The walk down to the hide indicated immediately just how many Great Reed Warblers had arrived in the few weeks I had been away, with at least 30 birds being recorded in the short walk down to the hide. Between the Great Reed Warblers a couple of Moustached Warblers were heard and subsequently located, as well as a Savi's Warbler. From the hide Whiskered, Little and Common Tern were all present in good numbers along with Purple Heron and Black-tailed Godwit. Other noteworthy additions included; 5 Night Heron, 7 Squacco Heron, 7 Wood Sandpiper, 12 Curlew Sandpiper, 3 Pintail, Garganey (drake), 2 Marbled Duck and a fantastic White-winged Black Tern.

Squacco Heron

South Hide
Ringing was taking place at the entrance to the hide which is undertaken to monitor the population of breeding warblers. My timing was impeccable as the team of Spanish ringers were just processing a re-trapped Moustached Warbler. From the hide: 57 Curlew Sandpiper, Gull-billed Tern, 2 Purple Gallinule, Water Rail (with 3 chicks), Spotted Redshank, Montague's Harrier, Marsh Harrier and Booted Eagle were all recorded. A brief stop at the Roller site on the way home was not disappointing with 3 birds present.
After Lunch I had a walk around the lakeside scrub and pines at the back of the house with great success. The circular walk produced Spotted and Pied Flycatcher (both in good numbers), 2 Iberian Green Woodpecker, 2 Turtle Dove, Cuckoo, 12 Long-tailed Tit, Coal Tit and Willow Warbler. A single Turnstone on the edge of the lake was the first I had seen at this site and it ended a great days birding perfectly.

Pied Flycatcher

Friday 7th May - El Hondo Area

White-headed Duck

This morning I headed over to El Hondo and walked the perimeter to both hides/viewing platforms.

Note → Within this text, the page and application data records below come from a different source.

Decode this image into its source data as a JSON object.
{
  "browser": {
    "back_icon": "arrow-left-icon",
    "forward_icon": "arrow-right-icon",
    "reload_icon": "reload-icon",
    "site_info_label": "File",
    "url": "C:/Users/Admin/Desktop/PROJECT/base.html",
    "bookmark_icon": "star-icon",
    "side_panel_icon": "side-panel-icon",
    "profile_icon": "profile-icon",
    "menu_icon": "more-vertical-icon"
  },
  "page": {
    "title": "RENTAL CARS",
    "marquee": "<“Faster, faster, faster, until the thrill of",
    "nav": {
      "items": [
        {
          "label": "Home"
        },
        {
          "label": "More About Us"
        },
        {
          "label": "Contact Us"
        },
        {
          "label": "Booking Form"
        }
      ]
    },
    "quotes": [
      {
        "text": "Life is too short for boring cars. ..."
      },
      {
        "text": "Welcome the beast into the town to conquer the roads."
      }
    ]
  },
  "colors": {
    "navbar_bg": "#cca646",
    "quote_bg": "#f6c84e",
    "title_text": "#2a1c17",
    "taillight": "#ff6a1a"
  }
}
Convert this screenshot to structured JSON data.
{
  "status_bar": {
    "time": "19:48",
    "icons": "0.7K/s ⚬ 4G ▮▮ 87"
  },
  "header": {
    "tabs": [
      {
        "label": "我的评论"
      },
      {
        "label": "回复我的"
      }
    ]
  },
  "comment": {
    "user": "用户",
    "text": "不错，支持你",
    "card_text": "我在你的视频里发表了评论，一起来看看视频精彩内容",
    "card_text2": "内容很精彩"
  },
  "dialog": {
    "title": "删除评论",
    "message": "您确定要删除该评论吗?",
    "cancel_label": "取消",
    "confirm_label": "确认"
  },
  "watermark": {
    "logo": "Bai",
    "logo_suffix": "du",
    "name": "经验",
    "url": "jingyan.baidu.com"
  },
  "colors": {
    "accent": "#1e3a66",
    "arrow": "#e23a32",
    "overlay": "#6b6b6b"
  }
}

The vegetation has grown massively in the 3 weeks I have been away in the UK, due to the extremely wet weather this region has sustained. The rain has also aided the water levels on the reserve, particularly for Greater Flamingo which have nested here for the first time in 12 years with approximately 200 pairs present. A couple of hours produced a number of noteworthy species including, 2 Marbled Duck, 30+ White Headed Duck, 2 Fudge Duck, 9 Curlew Sandpiper, 130+ Collared Pratincole and numerous Montigues Harrier, Great Reed Warbler, Woodchat Shrike, Whiskered Tern, Little Tern, Common Tern, Purple Gallinule, Squacco Heron, Purple Heron, Night Heron and Little Bittern. The highlight of the day was whilst exploring a new area nearby where I was lucky enough to watch 4 male Roller displaying to a female for over 10 minutes, these superb birds are certainly worthy of their name!

Collared Pratincole

In the evening I went for a walk in search of Red-necked Nightjar which after waiting for a short while began calling. A total of 15+ where seen, whilst a singing European Nightjar was a welcome bonus along with Scops Owl.